WHAT THE TASK REQUIRES
What follows is a set of records, each of which is to be written out exactly.

━━━━━ DATA FOR THIS EXERCISE

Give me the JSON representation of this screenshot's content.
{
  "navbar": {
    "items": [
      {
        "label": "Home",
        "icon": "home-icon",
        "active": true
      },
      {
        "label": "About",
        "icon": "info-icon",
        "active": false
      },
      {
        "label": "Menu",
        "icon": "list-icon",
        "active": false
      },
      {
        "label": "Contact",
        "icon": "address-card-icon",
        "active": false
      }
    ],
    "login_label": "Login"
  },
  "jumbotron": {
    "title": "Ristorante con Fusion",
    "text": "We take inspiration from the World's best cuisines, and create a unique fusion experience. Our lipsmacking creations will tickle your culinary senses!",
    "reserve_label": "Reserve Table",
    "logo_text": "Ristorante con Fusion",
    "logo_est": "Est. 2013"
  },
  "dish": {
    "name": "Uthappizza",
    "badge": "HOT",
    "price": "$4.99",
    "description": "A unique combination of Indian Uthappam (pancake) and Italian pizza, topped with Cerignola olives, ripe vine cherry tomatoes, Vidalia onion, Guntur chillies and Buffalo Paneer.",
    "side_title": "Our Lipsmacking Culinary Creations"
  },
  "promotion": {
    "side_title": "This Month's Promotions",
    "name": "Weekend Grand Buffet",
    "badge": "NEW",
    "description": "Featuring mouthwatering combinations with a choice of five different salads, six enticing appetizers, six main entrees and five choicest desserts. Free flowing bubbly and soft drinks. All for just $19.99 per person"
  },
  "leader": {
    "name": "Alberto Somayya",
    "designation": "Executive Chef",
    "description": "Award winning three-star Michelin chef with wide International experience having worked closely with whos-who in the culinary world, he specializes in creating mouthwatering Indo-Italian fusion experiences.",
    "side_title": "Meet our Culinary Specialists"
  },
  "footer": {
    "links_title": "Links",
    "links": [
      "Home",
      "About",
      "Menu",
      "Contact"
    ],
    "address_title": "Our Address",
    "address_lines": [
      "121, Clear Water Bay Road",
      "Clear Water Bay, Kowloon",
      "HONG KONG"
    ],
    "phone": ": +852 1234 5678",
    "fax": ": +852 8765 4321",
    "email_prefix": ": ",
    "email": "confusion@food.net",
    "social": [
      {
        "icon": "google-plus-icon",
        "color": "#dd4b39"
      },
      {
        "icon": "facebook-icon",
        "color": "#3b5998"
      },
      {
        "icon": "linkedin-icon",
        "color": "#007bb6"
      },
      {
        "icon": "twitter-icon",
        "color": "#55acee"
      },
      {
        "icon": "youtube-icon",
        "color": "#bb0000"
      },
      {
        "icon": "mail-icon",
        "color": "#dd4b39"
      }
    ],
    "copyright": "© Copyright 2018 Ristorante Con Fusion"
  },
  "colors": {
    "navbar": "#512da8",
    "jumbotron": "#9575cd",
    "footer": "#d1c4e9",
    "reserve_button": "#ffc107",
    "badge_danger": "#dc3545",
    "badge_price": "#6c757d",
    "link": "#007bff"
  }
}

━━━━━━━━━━

EXERCISE ANSWER
Give me the JSON representation of this screenshot's content.
{
  "navbar": {
    "items": [
      {
        "label": "Home",
        "icon": "home-icon",
        "active": true
      },
      {
        "label": "About",
        "icon": "info-icon",
        "active": false
      },
      {
        "label": "Menu",
        "icon": "list-icon",
        "active": false
      },
      {
        "label": "Contact",
        "icon": "address-card-icon",
        "active": false
      }
    ],
    "login_label": "Login"
  },
  "jumbotron": {
    "title": "Ristorante con Fusion",
    "text": "We take inspiration from the World's best cuisines, and create a unique fusion experience. Our lipsmacking creations will tickle your culinary senses!",
    "reserve_label": "Reserve Table",
    "logo_text": "Ristorante con Fusion",
    "logo_est": "Est. 2013"
  },
  "dish": {
    "name": "Uthappizza",
    "badge": "HOT",
    "price": "$4.99",
    "description": "A unique combination of Indian Uthappam (pancake) and Italian pizza, topped with Cerignola olives, ripe vine cherry tomatoes, Vidalia onion, Guntur chillies and Buffalo Paneer.",
    "side_title": "Our Lipsmacking Culinary Creations"
  },
  "promotion": {
    "side_title": "This Month's Promotions",
    "name": "Weekend Grand Buffet",
    "badge": "NEW",
    "description": "Featuring mouthwatering combinations with a choice of five different salads, six enticing appetizers, six main entrees and five choicest desserts. Free flowing bubbly and soft drinks. All for just $19.99 per person"
  },
  "leader": {
    "name": "Alberto Somayya",
    "designation": "Executive Chef",
    "description": "Award winning three-star Michelin chef with wide International experience having worked closely with whos-who in the culinary world, he specializes in creating mouthwatering Indo-Italian fusion experiences.",
    "side_title": "Meet our Culinary Specialists"
  },
  "footer": {
    "links_title": "Links",
    "links": [
      "Home",
      "About",
      "Menu",
      "Contact"
    ],
    "address_title": "Our Address",
    "address_lines": [
      "121, Clear Water Bay Road",
      "Clear Water Bay, Kowloon",
      "HONG KONG"
    ],
    "phone": ": +852 1234 5678",
    "fax": ": +852 8765 4321",
    "email_prefix": ": ",
    "email": "confusion@food.net",
    "social": [
      {
        "icon": "google-plus-icon",
        "color": "#dd4b39"
      },
      {
        "icon": "facebook-icon",
        "color": "#3b5998"
      },
      {
        "icon": "linkedin-icon",
        "color": "#007bb6"
      },
      {
        "icon": "twitter-icon",
        "color": "#55acee"
      },
      {
        "icon": "youtube-icon",
        "color": "#bb0000"
      },
      {
        "icon": "mail-icon",
        "color": "#dd4b39"
      }
    ],
    "copyright": "© Copyright 2018 Ristorante Con Fusion"
  },
  "colors": {
    "navbar": "#512da8",
    "jumbotron": "#9575cd",
    "footer": "#d1c4e9",
    "reserve_button": "#ffc107",
    "badge_danger": "#dc3545",
    "badge_price": "#6c757d",
    "link": "#007bff"
  }
}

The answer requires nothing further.